- **INFORMATION GIVEN**
==============================

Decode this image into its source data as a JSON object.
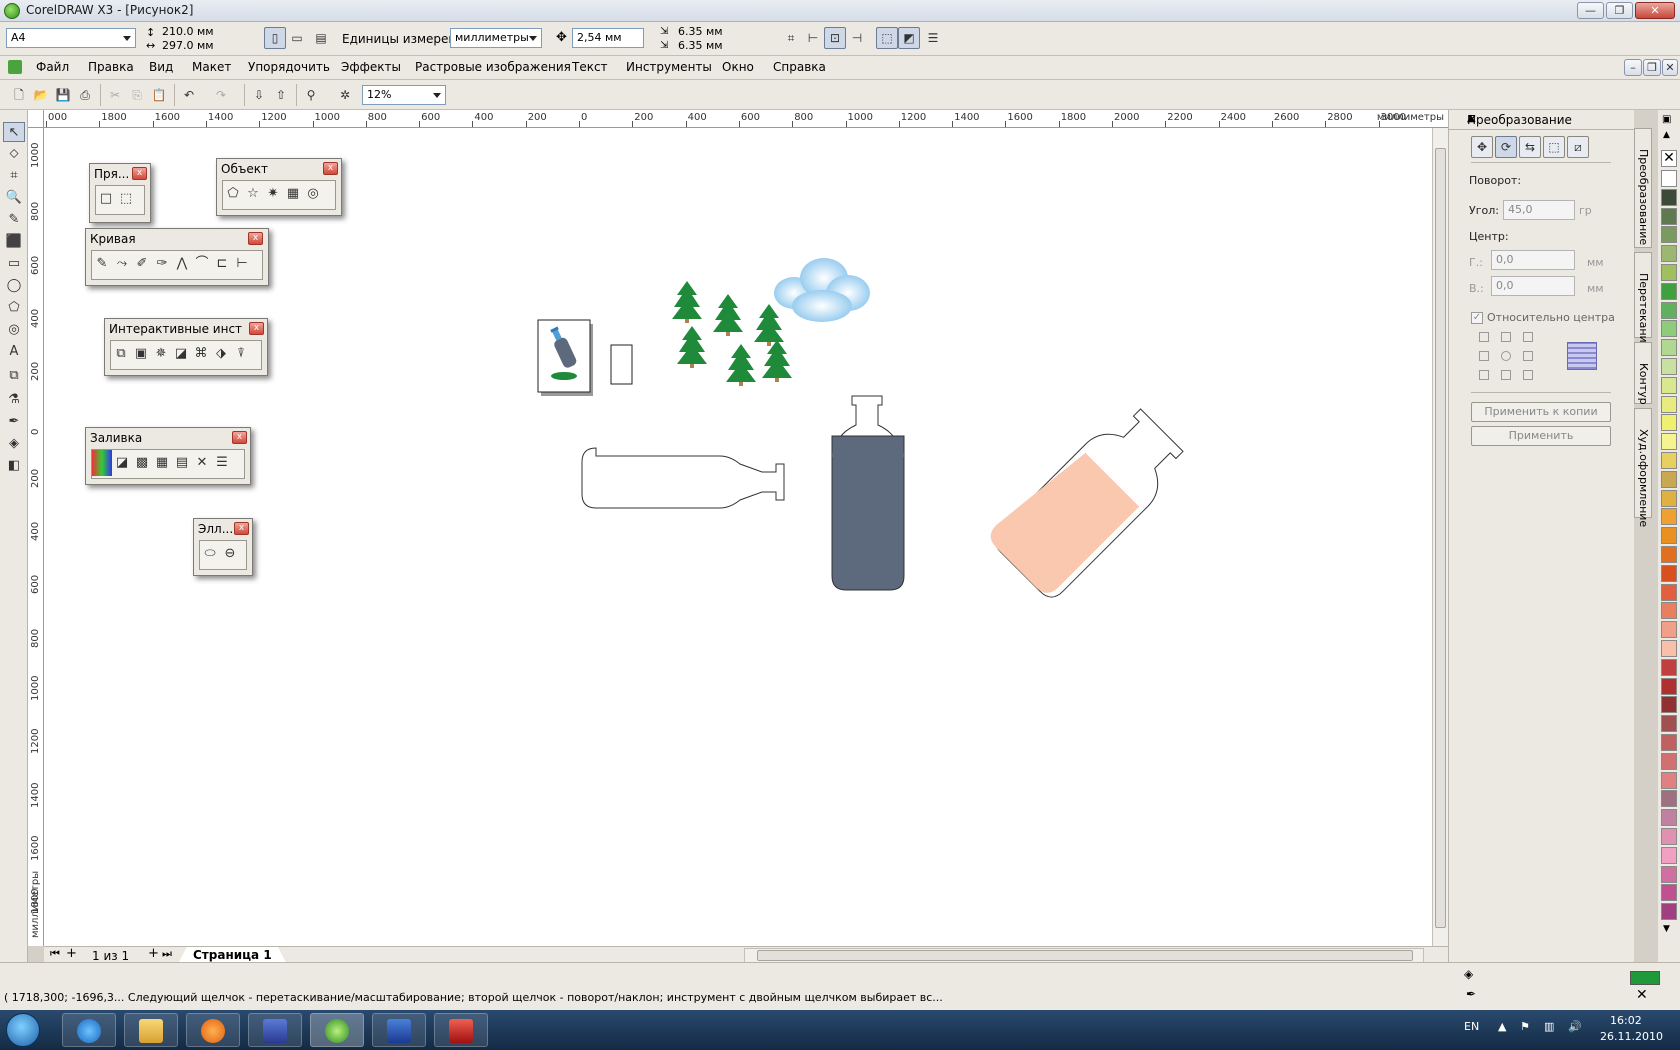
{
  "window": {
    "title": "CorelDRAW X3 - [Рисунок2]",
    "controls": {
      "minimize": "—",
      "restore": "❐",
      "close": "✕"
    }
  },
  "property_bar": {
    "paper_size": "A4",
    "width": "210.0 мм",
    "height": "297.0 мм",
    "units_label": "Единицы измерения:",
    "units_value": "миллиметры",
    "nudge": "2,54 мм",
    "dup_x": "6.35 мм",
    "dup_y": "6.35 мм"
  },
  "menu": {
    "items": [
      "Файл",
      "Правка",
      "Вид",
      "Макет",
      "Упорядочить",
      "Эффекты",
      "Растровые изображения",
      "Текст",
      "Инструменты",
      "Окно",
      "Справка"
    ]
  },
  "standard_bar": {
    "zoom": "12%"
  },
  "ruler": {
    "h_labels": [
      "000",
      "1800",
      "1600",
      "1400",
      "1200",
      "1000",
      "800",
      "600",
      "400",
      "200",
      "0",
      "200",
      "400",
      "600",
      "800",
      "1000",
      "1200",
      "1400",
      "1600",
      "1800",
      "2000",
      "2200",
      "2400",
      "2600",
      "2800",
      "3000"
    ],
    "h_unit": "миллиметры",
    "v_labels": [
      "1000",
      "800",
      "600",
      "400",
      "200",
      "0",
      "200",
      "400",
      "600",
      "800",
      "1000",
      "1200",
      "1400",
      "1600",
      "1800"
    ],
    "v_unit": "миллиметры"
  },
  "palettes": {
    "rect": {
      "title": "Пря..."
    },
    "object": {
      "title": "Объект"
    },
    "curve": {
      "title": "Кривая"
    },
    "interactive": {
      "title": "Интерактивные инструм..."
    },
    "fill": {
      "title": "Заливка"
    },
    "ellipse": {
      "title": "Элл..."
    }
  },
  "page_bar": {
    "count": "1 из 1",
    "tab": "Страница 1"
  },
  "docker": {
    "title": "Преобразование",
    "rotation_label": "Поворот:",
    "angle_label": "Угол:",
    "angle_value": "45,0",
    "angle_unit": "гр",
    "center_label": "Центр:",
    "h_label": "Г.:",
    "h_value": "0,0",
    "h_unit": "мм",
    "v_label": "В.:",
    "v_value": "0,0",
    "v_unit": "мм",
    "relative_label": "Относительно центра",
    "apply_copy": "Применить к копии",
    "apply": "Применить",
    "tabs": [
      "Преобразование",
      "Перетекание",
      "Контур",
      "Худ.оформление"
    ]
  },
  "status": {
    "text": "( 1718,300; -1696,3... Следующий щелчок - перетаскивание/масштабирование; второй щелчок - поворот/наклон; инструмент с двойным щелчком выбирает вс..."
  },
  "taskbar": {
    "lang": "EN",
    "time": "16:02",
    "date": "26.11.2010"
  },
  "colors": {
    "accent": "#5a6a82",
    "bottle_dark": "#5d6a7e",
    "bottle_peach": "#fac8ae",
    "tree_green": "#1f8a3a",
    "cloud_blue": "#9fd0f0"
  },
  "swatches": [
    "#ffffff",
    "#3c4a3a",
    "#5f7a50",
    "#7a9a60",
    "#9cb870",
    "#a0c060",
    "#40a040",
    "#60b060",
    "#8ccc7a",
    "#b0d890",
    "#c8e0a0",
    "#d8e890",
    "#e8ec80",
    "#f0f070",
    "#f4f490",
    "#e8d060",
    "#c8a850",
    "#e0b040",
    "#f0a030",
    "#e89020",
    "#e07020",
    "#d85020",
    "#e06040",
    "#e88060",
    "#f0a088",
    "#f8c0a8",
    "#c04040",
    "#b03030",
    "#903030",
    "#a05050",
    "#c06060",
    "#d07070",
    "#e08080",
    "#a07080",
    "#c080a0",
    "#e090b0",
    "#f0a0c0",
    "#d070a0",
    "#c05090",
    "#a04080"
  ]
}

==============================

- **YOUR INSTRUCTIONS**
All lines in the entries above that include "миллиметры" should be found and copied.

- **TASK RESPONSE**
    "units_value": "миллиметры",
    "h_unit": "миллиметры",
    "v_unit": "миллиметры"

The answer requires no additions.